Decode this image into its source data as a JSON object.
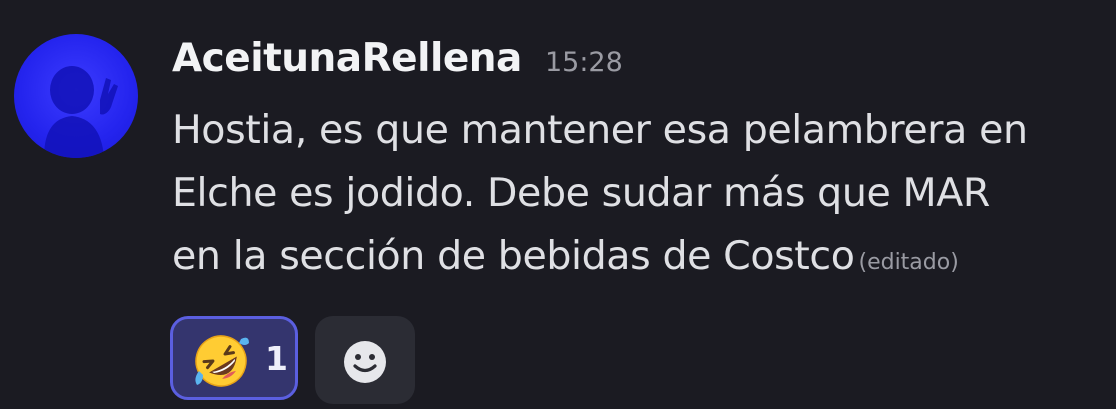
{
  "message": {
    "author": "AceitunaRellena",
    "timestamp": "15:28",
    "content_lines": [
      "Hostia, es que mantener esa pelambrera en",
      "Elche es jodido. Debe sudar más que MAR",
      "en la sección de bebidas de Costco"
    ],
    "edited_label": "(editado)"
  },
  "reactions": [
    {
      "emoji": "rolling-on-floor-laughing",
      "count": "1",
      "selected": true
    }
  ],
  "add_reaction_icon": "smiley-face-icon",
  "colors": {
    "background": "#1b1b22",
    "avatar": "#2a2af0",
    "reaction_border": "#5b5fe0",
    "reaction_bg": "#34356e"
  }
}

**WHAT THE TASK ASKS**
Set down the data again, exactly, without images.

**TASK RESULT**
Decode this image into its source data as a JSON object.
{
  "message": {
    "author": "AceitunaRellena",
    "timestamp": "15:28",
    "content_lines": [
      "Hostia, es que mantener esa pelambrera en",
      "Elche es jodido. Debe sudar más que MAR",
      "en la sección de bebidas de Costco"
    ],
    "edited_label": "(editado)"
  },
  "reactions": [
    {
      "emoji": "rolling-on-floor-laughing",
      "count": "1",
      "selected": true
    }
  ],
  "add_reaction_icon": "smiley-face-icon",
  "colors": {
    "background": "#1b1b22",
    "avatar": "#2a2af0",
    "reaction_border": "#5b5fe0",
    "reaction_bg": "#34356e"
  }
}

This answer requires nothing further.